The owner of Oakland’s Harborside Health Center, widely regarded as the nation’s largest medical marijuana dispensary, won a major court victory on Friday when a state judge ruled that a landlord cannot evict the business for activities explicitly protected under state law. Speaking to Raw Story on Monday, Harborside executive director Steve DeAngelo couldn’t sound happier about the judge’s call, saying the case represents a victory for everyone involved in California’s retail marijuana industry.
The mainstream penalty-driven approach to drugs control is both morally and intellectually flawed. Morally, it ignores the use and, in some cases, promotion of drugs such as alcohol and tobacco that are much more harmful than most “illicit” drugs. Intellectually, it ignores the reasons people choose to take drugs, and why they value them. One of the most important motivations for taking drugs, which cannot easily be acknowledged by the authorities, is personal pleasure.

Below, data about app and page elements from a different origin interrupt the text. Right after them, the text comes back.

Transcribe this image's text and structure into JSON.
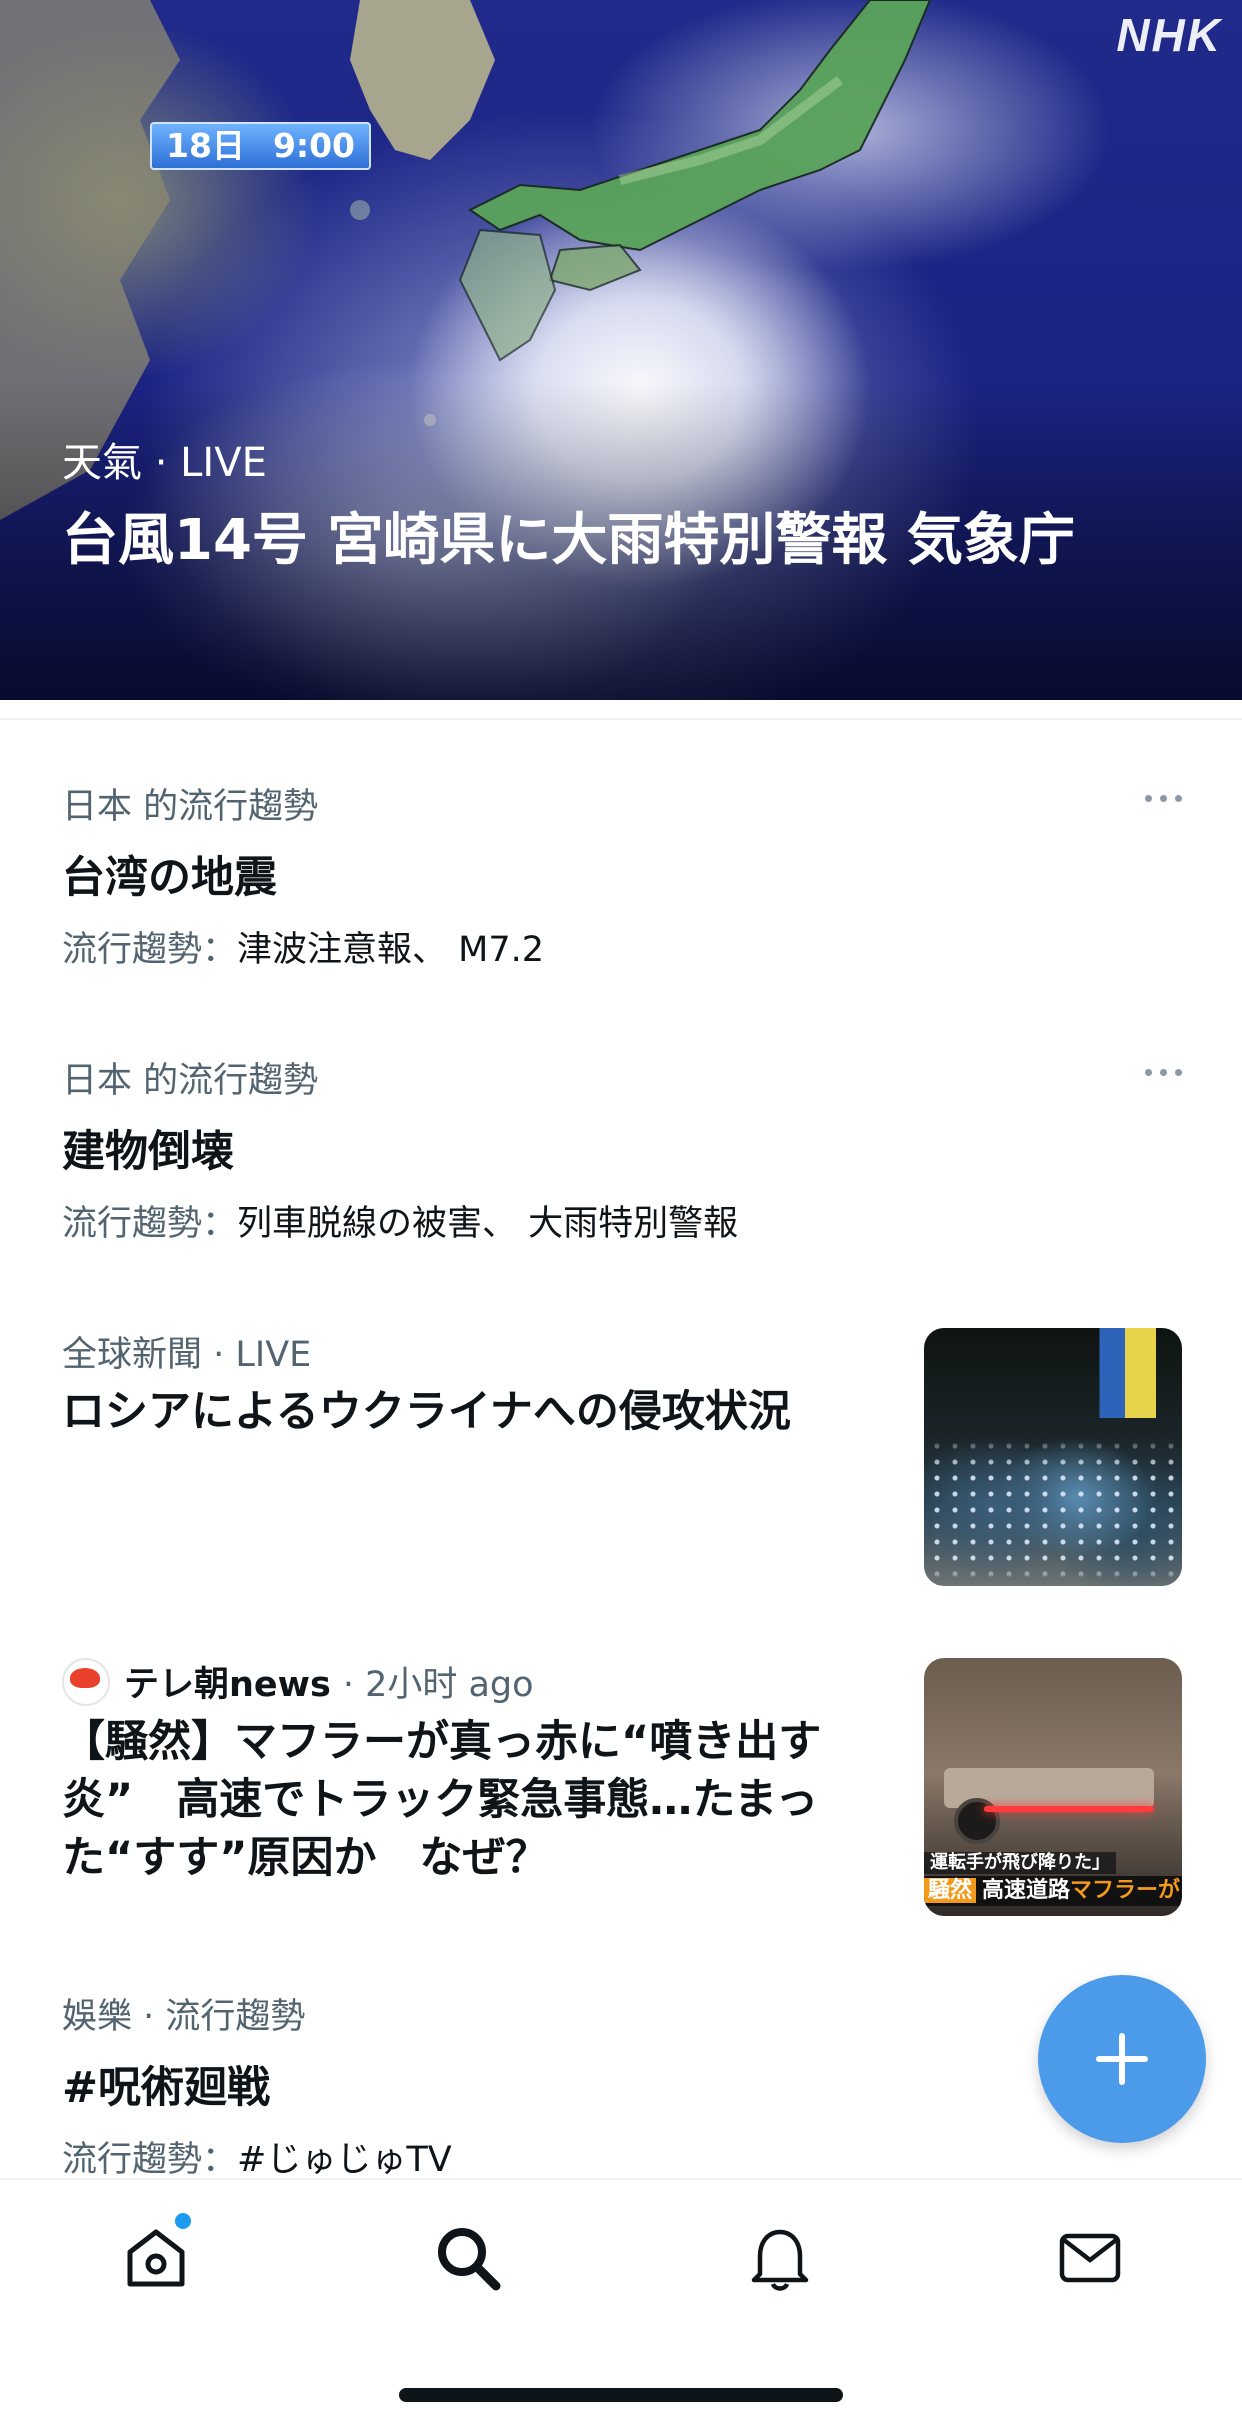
{
  "hero": {
    "watermark": "NHK",
    "timestamp_day": "18日",
    "timestamp_time": "9:00",
    "category": "天氣 · LIVE",
    "title": "台風14号 宮崎県に大雨特別警報 気象庁"
  },
  "trends": [
    {
      "meta": "日本 的流行趨勢",
      "title": "台湾の地震",
      "sub_label": "流行趨勢：",
      "sub_value": "津波注意報、 M7.2"
    },
    {
      "meta": "日本 的流行趨勢",
      "title": "建物倒壊",
      "sub_label": "流行趨勢：",
      "sub_value": "列車脱線の被害、 大雨特別警報"
    }
  ],
  "news": [
    {
      "meta": "全球新聞 · LIVE",
      "title": "ロシアによるウクライナへの侵攻状況"
    },
    {
      "source": "テレ朝news",
      "time": "· 2小时 ago",
      "title": "【騒然】マフラーが真っ赤に“噴き出す炎”　高速でトラック緊急事態…たまった“すす”原因か　なぜ？",
      "thumb_caption_top": "運転手が飛び降りた」",
      "thumb_caption_tag": "騒然",
      "thumb_caption_main": "高速道路",
      "thumb_caption_highlight": "マフラーが"
    }
  ],
  "trend3": {
    "meta": "娛樂 · 流行趨勢",
    "title": "#呪術廻戦",
    "sub_label": "流行趨勢：",
    "sub_value": "#じゅじゅTV"
  },
  "fab": {
    "icon": "plus-icon"
  },
  "nav": {
    "items": [
      "home-icon",
      "search-icon",
      "bell-icon",
      "mail-icon"
    ],
    "active": "search-icon",
    "accent": "#1d9bf0"
  },
  "colors": {
    "fab": "#4c9bea",
    "secondary_text": "#536471",
    "primary_text": "#0f1419"
  }
}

Heroin, speed and cocaine use is down but mephedrone is more popular than ever since it became illegal. There is now an epidemic of addicts injecting it as ‘M-smack’.
The legal use of cannabis in medicines is to be introduced next year. The Irish Independent has learned that theDepartment of Health is bringing in legislation to legalise medicinal cannabis. The move follows applications from drugs companies to sell cannabis-based medicines in Ireland. However, a spokesperson for the department stressed that the change would not apply to recreational use of the drug.

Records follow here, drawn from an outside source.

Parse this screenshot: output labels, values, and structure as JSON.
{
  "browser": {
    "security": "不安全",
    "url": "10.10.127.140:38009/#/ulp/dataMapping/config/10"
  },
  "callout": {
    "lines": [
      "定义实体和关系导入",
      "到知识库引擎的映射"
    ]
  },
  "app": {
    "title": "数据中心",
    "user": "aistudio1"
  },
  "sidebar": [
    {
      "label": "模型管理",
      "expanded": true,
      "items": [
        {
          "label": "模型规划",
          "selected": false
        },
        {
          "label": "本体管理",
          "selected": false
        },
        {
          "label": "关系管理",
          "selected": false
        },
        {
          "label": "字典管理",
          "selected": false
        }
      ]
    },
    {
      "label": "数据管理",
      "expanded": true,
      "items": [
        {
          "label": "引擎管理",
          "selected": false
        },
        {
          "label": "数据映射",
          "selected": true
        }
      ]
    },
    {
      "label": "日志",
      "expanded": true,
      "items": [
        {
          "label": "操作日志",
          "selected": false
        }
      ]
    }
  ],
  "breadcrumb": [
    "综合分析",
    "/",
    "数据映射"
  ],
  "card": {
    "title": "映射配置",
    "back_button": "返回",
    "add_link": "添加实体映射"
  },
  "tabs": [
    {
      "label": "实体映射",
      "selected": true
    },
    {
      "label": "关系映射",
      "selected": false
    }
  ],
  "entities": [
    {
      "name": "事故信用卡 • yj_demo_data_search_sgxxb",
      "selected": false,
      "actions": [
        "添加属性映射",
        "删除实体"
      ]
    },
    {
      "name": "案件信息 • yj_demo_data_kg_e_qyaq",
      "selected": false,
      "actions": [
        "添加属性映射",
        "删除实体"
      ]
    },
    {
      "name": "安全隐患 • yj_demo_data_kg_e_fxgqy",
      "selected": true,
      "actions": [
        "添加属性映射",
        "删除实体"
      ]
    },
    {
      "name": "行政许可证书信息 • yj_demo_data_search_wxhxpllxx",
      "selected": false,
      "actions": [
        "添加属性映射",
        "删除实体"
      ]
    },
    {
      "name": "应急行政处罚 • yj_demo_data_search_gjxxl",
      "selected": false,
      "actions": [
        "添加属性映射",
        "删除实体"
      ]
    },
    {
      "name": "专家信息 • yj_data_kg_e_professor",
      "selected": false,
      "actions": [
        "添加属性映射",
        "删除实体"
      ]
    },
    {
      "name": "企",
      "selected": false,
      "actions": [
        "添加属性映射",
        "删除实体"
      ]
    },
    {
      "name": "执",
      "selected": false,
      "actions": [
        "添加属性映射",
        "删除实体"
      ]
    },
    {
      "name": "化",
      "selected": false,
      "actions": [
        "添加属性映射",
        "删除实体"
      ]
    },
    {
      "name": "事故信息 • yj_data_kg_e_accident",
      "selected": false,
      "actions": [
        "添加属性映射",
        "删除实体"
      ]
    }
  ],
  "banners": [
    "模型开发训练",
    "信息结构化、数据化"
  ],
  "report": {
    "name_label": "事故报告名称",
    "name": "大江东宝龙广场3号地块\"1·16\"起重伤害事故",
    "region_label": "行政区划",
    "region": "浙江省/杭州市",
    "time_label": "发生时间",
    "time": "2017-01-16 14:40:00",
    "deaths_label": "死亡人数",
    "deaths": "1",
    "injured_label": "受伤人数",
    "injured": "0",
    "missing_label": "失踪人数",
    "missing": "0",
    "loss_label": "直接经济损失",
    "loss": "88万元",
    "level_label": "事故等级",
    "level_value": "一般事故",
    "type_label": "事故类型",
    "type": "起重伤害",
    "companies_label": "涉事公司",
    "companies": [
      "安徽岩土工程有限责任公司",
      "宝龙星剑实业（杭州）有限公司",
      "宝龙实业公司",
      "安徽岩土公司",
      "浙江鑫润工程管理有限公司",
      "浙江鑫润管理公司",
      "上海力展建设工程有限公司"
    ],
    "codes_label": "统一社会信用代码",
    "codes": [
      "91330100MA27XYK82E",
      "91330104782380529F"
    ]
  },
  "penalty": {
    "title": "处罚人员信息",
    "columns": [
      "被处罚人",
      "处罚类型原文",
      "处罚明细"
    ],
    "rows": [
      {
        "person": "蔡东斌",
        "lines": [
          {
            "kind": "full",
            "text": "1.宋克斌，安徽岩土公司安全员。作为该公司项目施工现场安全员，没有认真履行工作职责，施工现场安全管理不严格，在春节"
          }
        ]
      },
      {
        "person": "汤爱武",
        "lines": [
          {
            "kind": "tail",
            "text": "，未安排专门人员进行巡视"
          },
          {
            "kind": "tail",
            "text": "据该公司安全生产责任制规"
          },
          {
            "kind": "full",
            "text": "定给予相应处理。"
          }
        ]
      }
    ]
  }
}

The official theme of this year’s World AIDS Day is “Getting to Zero.” As we acknowledge the vast suffering of the hundreds of millions of people who have been infected or impacted by HIV/AIDS on December 1st, it is impossible to ignore an inconvenient truth: that the global war on drugs is severely jeopardizing the overall “fight against AIDS.”
What happens now that the war has failed?
UN General Assembly just approved Mexico’s Resolution calling for a Special Session global drug policy review in 2016.
“The drug problem in modern society is not so much due to the existence of drugs or the natural impulse to take them as to the deculturalization of the human approach to them. To ensure that human drug use does not debase itself and become “bestial,” it is important that it, like all other human behaviors, be mediated by appropriate cultural understanding and knowledge.”